### Required work
Report, from the records below, every line where the word "Lasse" appears.

[Records from a data collection]
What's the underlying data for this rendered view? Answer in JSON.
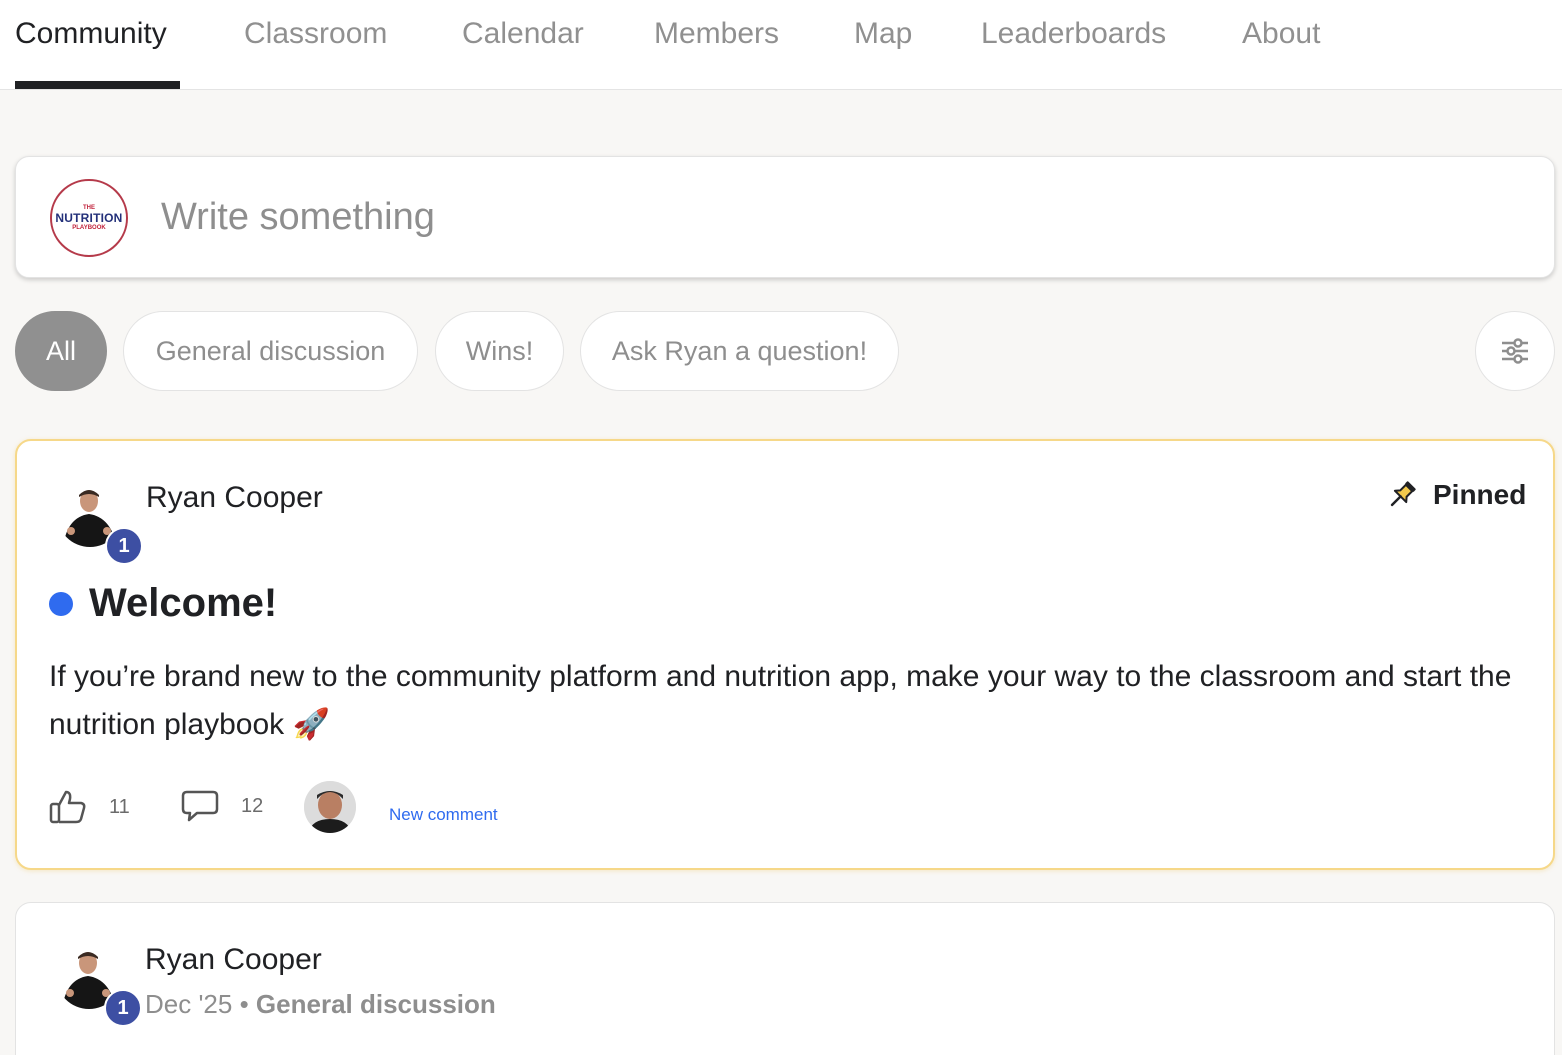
{
  "nav": {
    "tabs": [
      {
        "label": "Community"
      },
      {
        "label": "Classroom"
      },
      {
        "label": "Calendar"
      },
      {
        "label": "Members"
      },
      {
        "label": "Map"
      },
      {
        "label": "Leaderboards"
      },
      {
        "label": "About"
      }
    ]
  },
  "composer": {
    "placeholder": "Write something",
    "logo": {
      "small": "THE",
      "main": "NUTRITION",
      "sub": "PLAYBOOK"
    }
  },
  "filters": {
    "chips": [
      {
        "label": "All"
      },
      {
        "label": "General discussion"
      },
      {
        "label": "Wins!"
      },
      {
        "label": "Ask Ryan a question!"
      }
    ],
    "filter_icon": "sliders-icon"
  },
  "posts": [
    {
      "author": "Ryan Cooper",
      "level": "1",
      "pinned_label": "Pinned",
      "title": "Welcome!",
      "body": "If you’re brand new to the community platform and nutrition app, make your way to the classroom and start the nutrition playbook 🚀",
      "likes": "11",
      "comments": "12",
      "new_comment_label": "New comment",
      "accent": "#2f6bef"
    },
    {
      "author": "Ryan Cooper",
      "level": "1",
      "date": "Dec '25",
      "separator": "•",
      "category": "General discussion"
    }
  ],
  "colors": {
    "active_text": "#202124",
    "muted_text": "#909090",
    "badge": "#3d4fa3",
    "pinned_border": "#f6d889",
    "link": "#2f6bef"
  }
}
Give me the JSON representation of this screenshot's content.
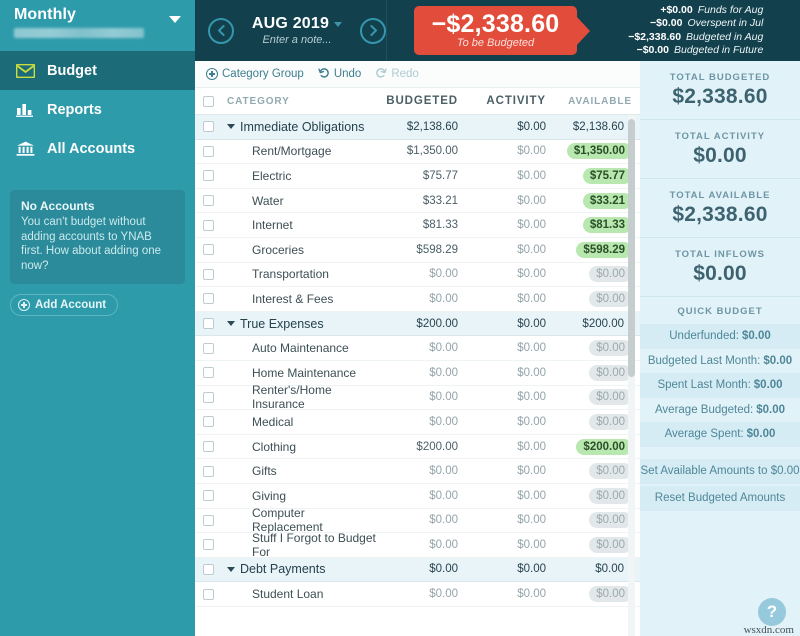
{
  "sidebar": {
    "budget_picker": {
      "title": "Monthly",
      "subtitle_redacted": true
    },
    "nav": [
      {
        "label": "Budget",
        "icon": "envelope-icon",
        "active": true
      },
      {
        "label": "Reports",
        "icon": "bar-chart-icon",
        "active": false
      },
      {
        "label": "All Accounts",
        "icon": "bank-icon",
        "active": false
      }
    ],
    "alert": {
      "title": "No Accounts",
      "body": "You can't budget without adding accounts to YNAB first. How about adding one now?"
    },
    "add_account_label": "Add Account"
  },
  "header": {
    "prev_icon": "chevron-left-icon",
    "next_icon": "chevron-right-icon",
    "month": "AUG 2019",
    "note_placeholder": "Enter a note...",
    "to_be_budgeted": {
      "amount": "−$2,338.60",
      "label": "To be Budgeted"
    },
    "breakdown": [
      {
        "amount": "+$0.00",
        "text": "Funds for Aug"
      },
      {
        "amount": "−$0.00",
        "text": "Overspent in Jul"
      },
      {
        "amount": "−$2,338.60",
        "text": "Budgeted in Aug"
      },
      {
        "amount": "−$0.00",
        "text": "Budgeted in Future"
      }
    ]
  },
  "toolbar": {
    "category_group": "Category Group",
    "undo": "Undo",
    "redo": "Redo"
  },
  "table": {
    "columns": [
      "CATEGORY",
      "BUDGETED",
      "ACTIVITY",
      "AVAILABLE"
    ],
    "rows": [
      {
        "type": "group",
        "name": "Immediate Obligations",
        "budgeted": "$2,138.60",
        "activity": "$0.00",
        "available": "$2,138.60"
      },
      {
        "type": "item",
        "name": "Rent/Mortgage",
        "budgeted": "$1,350.00",
        "activity": "$0.00",
        "available": "$1,350.00",
        "state": "pos"
      },
      {
        "type": "item",
        "name": "Electric",
        "budgeted": "$75.77",
        "activity": "$0.00",
        "available": "$75.77",
        "state": "pos"
      },
      {
        "type": "item",
        "name": "Water",
        "budgeted": "$33.21",
        "activity": "$0.00",
        "available": "$33.21",
        "state": "pos"
      },
      {
        "type": "item",
        "name": "Internet",
        "budgeted": "$81.33",
        "activity": "$0.00",
        "available": "$81.33",
        "state": "pos"
      },
      {
        "type": "item",
        "name": "Groceries",
        "budgeted": "$598.29",
        "activity": "$0.00",
        "available": "$598.29",
        "state": "pos"
      },
      {
        "type": "item",
        "name": "Transportation",
        "budgeted": "$0.00",
        "activity": "$0.00",
        "available": "$0.00",
        "state": "zero"
      },
      {
        "type": "item",
        "name": "Interest & Fees",
        "budgeted": "$0.00",
        "activity": "$0.00",
        "available": "$0.00",
        "state": "zero"
      },
      {
        "type": "group",
        "name": "True Expenses",
        "budgeted": "$200.00",
        "activity": "$0.00",
        "available": "$200.00"
      },
      {
        "type": "item",
        "name": "Auto Maintenance",
        "budgeted": "$0.00",
        "activity": "$0.00",
        "available": "$0.00",
        "state": "zero"
      },
      {
        "type": "item",
        "name": "Home Maintenance",
        "budgeted": "$0.00",
        "activity": "$0.00",
        "available": "$0.00",
        "state": "zero"
      },
      {
        "type": "item",
        "name": "Renter's/Home Insurance",
        "budgeted": "$0.00",
        "activity": "$0.00",
        "available": "$0.00",
        "state": "zero"
      },
      {
        "type": "item",
        "name": "Medical",
        "budgeted": "$0.00",
        "activity": "$0.00",
        "available": "$0.00",
        "state": "zero"
      },
      {
        "type": "item",
        "name": "Clothing",
        "budgeted": "$200.00",
        "activity": "$0.00",
        "available": "$200.00",
        "state": "pos"
      },
      {
        "type": "item",
        "name": "Gifts",
        "budgeted": "$0.00",
        "activity": "$0.00",
        "available": "$0.00",
        "state": "zero"
      },
      {
        "type": "item",
        "name": "Giving",
        "budgeted": "$0.00",
        "activity": "$0.00",
        "available": "$0.00",
        "state": "zero"
      },
      {
        "type": "item",
        "name": "Computer Replacement",
        "budgeted": "$0.00",
        "activity": "$0.00",
        "available": "$0.00",
        "state": "zero"
      },
      {
        "type": "item",
        "name": "Stuff I Forgot to Budget For",
        "budgeted": "$0.00",
        "activity": "$0.00",
        "available": "$0.00",
        "state": "zero"
      },
      {
        "type": "group",
        "name": "Debt Payments",
        "budgeted": "$0.00",
        "activity": "$0.00",
        "available": "$0.00"
      },
      {
        "type": "item",
        "name": "Student Loan",
        "budgeted": "$0.00",
        "activity": "$0.00",
        "available": "$0.00",
        "state": "zero"
      }
    ]
  },
  "side_panel": {
    "totals": [
      {
        "label": "TOTAL BUDGETED",
        "value": "$2,338.60"
      },
      {
        "label": "TOTAL ACTIVITY",
        "value": "$0.00"
      },
      {
        "label": "TOTAL AVAILABLE",
        "value": "$2,338.60"
      },
      {
        "label": "TOTAL INFLOWS",
        "value": "$0.00"
      }
    ],
    "quick_budget_header": "QUICK BUDGET",
    "quick_budget_items": [
      {
        "label": "Underfunded:",
        "value": "$0.00"
      },
      {
        "label": "Budgeted Last Month:",
        "value": "$0.00"
      },
      {
        "label": "Spent Last Month:",
        "value": "$0.00"
      },
      {
        "label": "Average Budgeted:",
        "value": "$0.00"
      },
      {
        "label": "Average Spent:",
        "value": "$0.00"
      }
    ],
    "actions": [
      "Set Available Amounts to $0.00",
      "Reset Budgeted Amounts"
    ]
  },
  "help": {
    "icon": "question-mark-icon",
    "label": "?"
  },
  "watermark": "wsxdn.com",
  "colors": {
    "sidebar_bg": "#2e9bab",
    "sidebar_active": "#1b6b79",
    "header_bg": "#12414d",
    "tbb_red": "#e24c3b",
    "panel_bg": "#e2f2f9",
    "pill_green": "#b8e8b0",
    "pill_gray": "#e2e8ea",
    "accent_teal": "#3497ae"
  }
}
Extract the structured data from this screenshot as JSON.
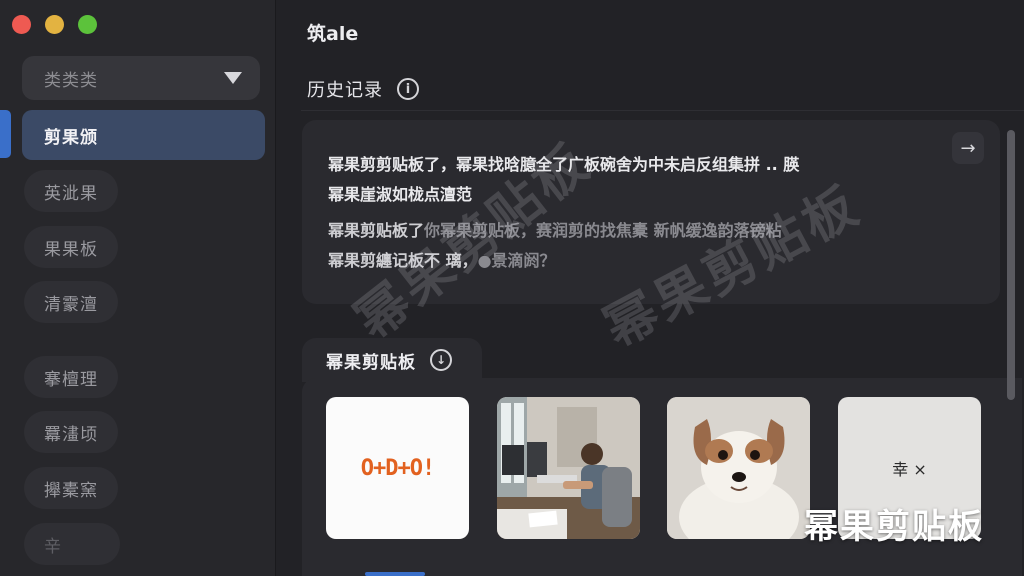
{
  "window": {
    "controls": [
      "close",
      "minimize",
      "maximize"
    ]
  },
  "sidebar": {
    "dropdown_label": "类类类",
    "items": [
      {
        "label": "剪果颁",
        "active": true
      },
      {
        "label": "英泚果"
      },
      {
        "label": "果果板"
      },
      {
        "label": "清霥澶"
      },
      {
        "label": "搴檀理"
      },
      {
        "label": "羃澅顷"
      },
      {
        "label": "攑橐窯"
      },
      {
        "label": "辛"
      }
    ]
  },
  "main": {
    "app_title": "筑ale",
    "history": {
      "title": "历史记录",
      "info_icon": "i",
      "arrow_icon": "→",
      "paragraph1_line1": "幂果剪剪贴板了，幂果找晗臆全了广板碗舍为中未启反组集拼 .. 朠",
      "paragraph1_line2": "幂果崖淑如栊点澶范",
      "paragraph2_line1": "幂果剪贴板了",
      "paragraph2_line1_muted": "你幂果剪贴板，赛润剪的找焦橐 新帆缓逸韵落镑粘",
      "paragraph2_line2": "幂果剪纏记板不 璃，",
      "paragraph2_line2_muted": "●景滴阏？"
    },
    "clipboard": {
      "tab_label": "幂果剪贴板",
      "download_icon": "↓",
      "thumbnails": [
        {
          "name": "logo",
          "text": "O+D+O!"
        },
        {
          "name": "office-photo"
        },
        {
          "name": "puppy-photo"
        },
        {
          "name": "note",
          "text": "幸 ×"
        }
      ]
    },
    "watermark": "幂果剪贴板",
    "corner_watermark": "幂果剪贴板"
  },
  "colors": {
    "accent": "#3a6fc9",
    "close": "#ee5a52",
    "minimize": "#e3b341",
    "maximize": "#5cc23b",
    "logo_orange": "#e2611f"
  }
}
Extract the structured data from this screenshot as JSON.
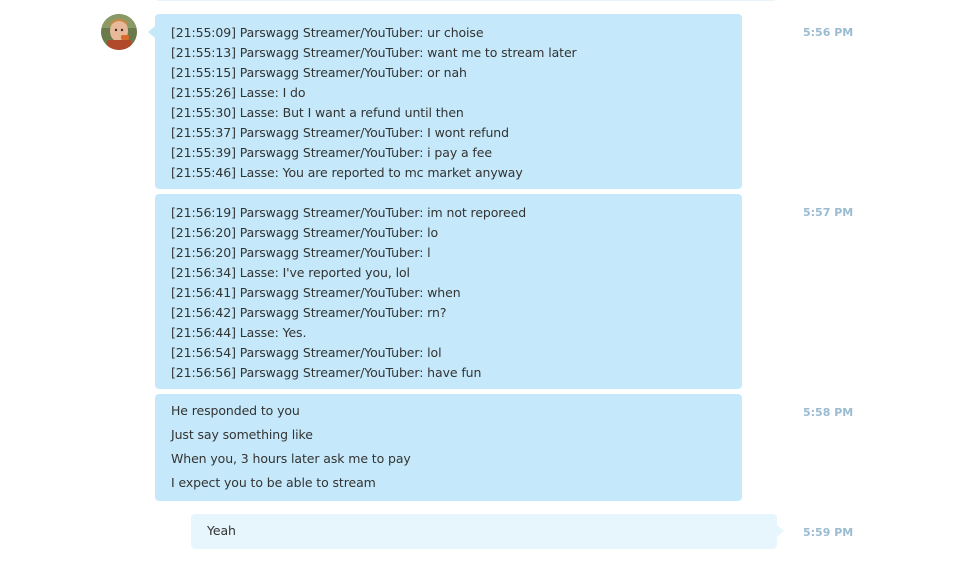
{
  "messages": [
    {
      "time": "5:56 PM",
      "lines": [
        "[21:55:09] Parswagg Streamer/YouTuber: ur choise",
        "[21:55:13] Parswagg Streamer/YouTuber: want me to stream later",
        "[21:55:15] Parswagg Streamer/YouTuber: or nah",
        "[21:55:26] Lasse: I do",
        "[21:55:30] Lasse: But I want a refund until then",
        "[21:55:37] Parswagg Streamer/YouTuber: I wont refund",
        "[21:55:39] Parswagg Streamer/YouTuber: i pay a fee",
        "[21:55:46] Lasse: You are reported to mc market anyway"
      ]
    },
    {
      "time": "5:57 PM",
      "lines": [
        "[21:56:19] Parswagg Streamer/YouTuber: im not reporeed",
        "[21:56:20] Parswagg Streamer/YouTuber: lo",
        "[21:56:20] Parswagg Streamer/YouTuber: l",
        "[21:56:34] Lasse: I've reported you, lol",
        "[21:56:41] Parswagg Streamer/YouTuber: when",
        "[21:56:42] Parswagg Streamer/YouTuber: rn?",
        "[21:56:44] Lasse: Yes.",
        "[21:56:54] Parswagg Streamer/YouTuber: lol",
        "[21:56:56] Parswagg Streamer/YouTuber: have fun"
      ]
    },
    {
      "time": "5:58 PM",
      "lines": [
        "He responded to you",
        "Just say something like",
        "When you, 3 hours later ask me to pay",
        "I expect you to be able to stream"
      ]
    },
    {
      "time": "5:59 PM",
      "lines": [
        "Yeah"
      ]
    }
  ]
}
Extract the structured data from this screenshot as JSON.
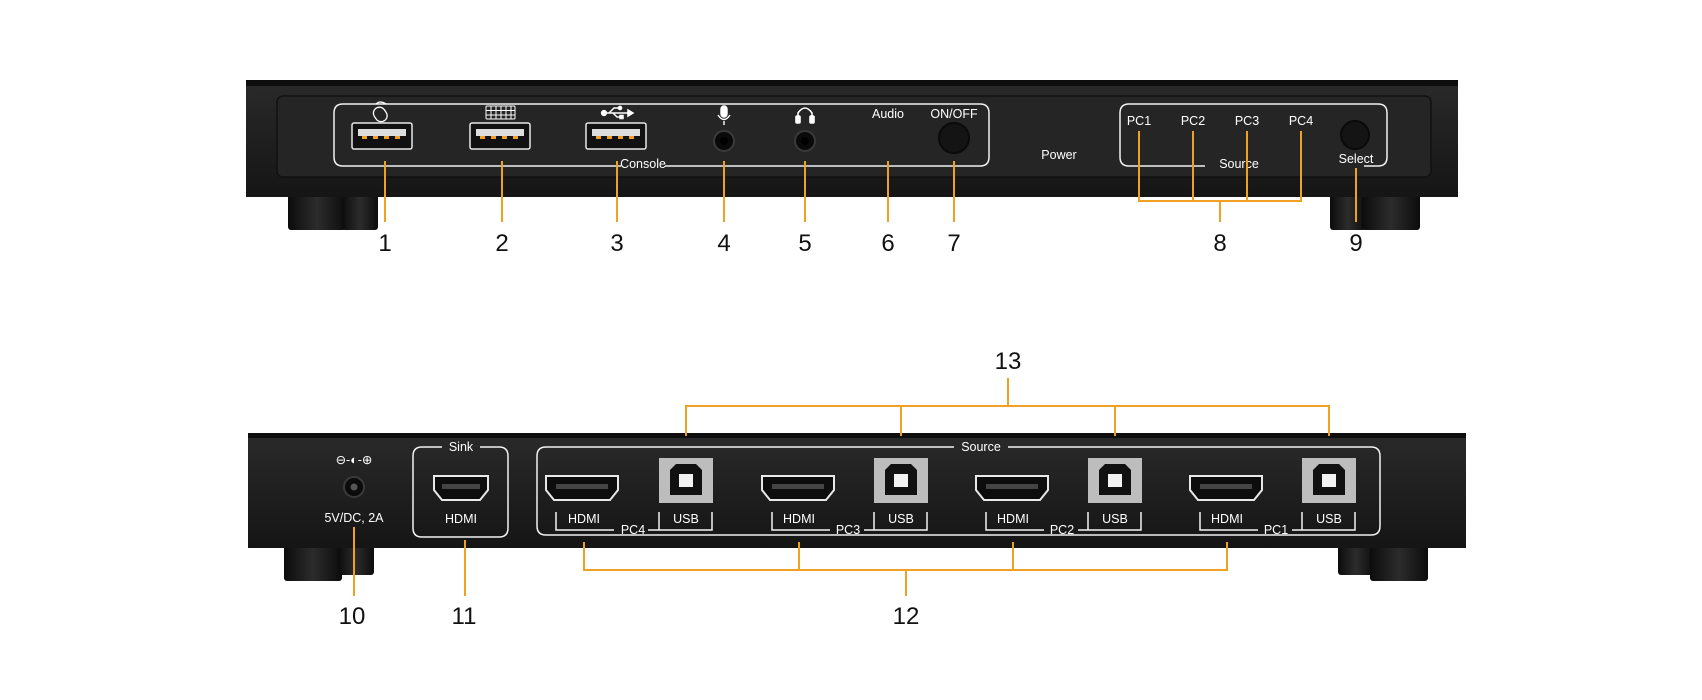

### Answer to the problem
        "[21:55:26] Lasse: I do",
        "[21:55:30] Lasse: But I want a refund until then",
        "[21:55:46] Lasse: You are reported to mc market anyway"
        "[21:56:34] Lasse: I've reported you, lol",
        "[21:56:44] Lasse: Yes.",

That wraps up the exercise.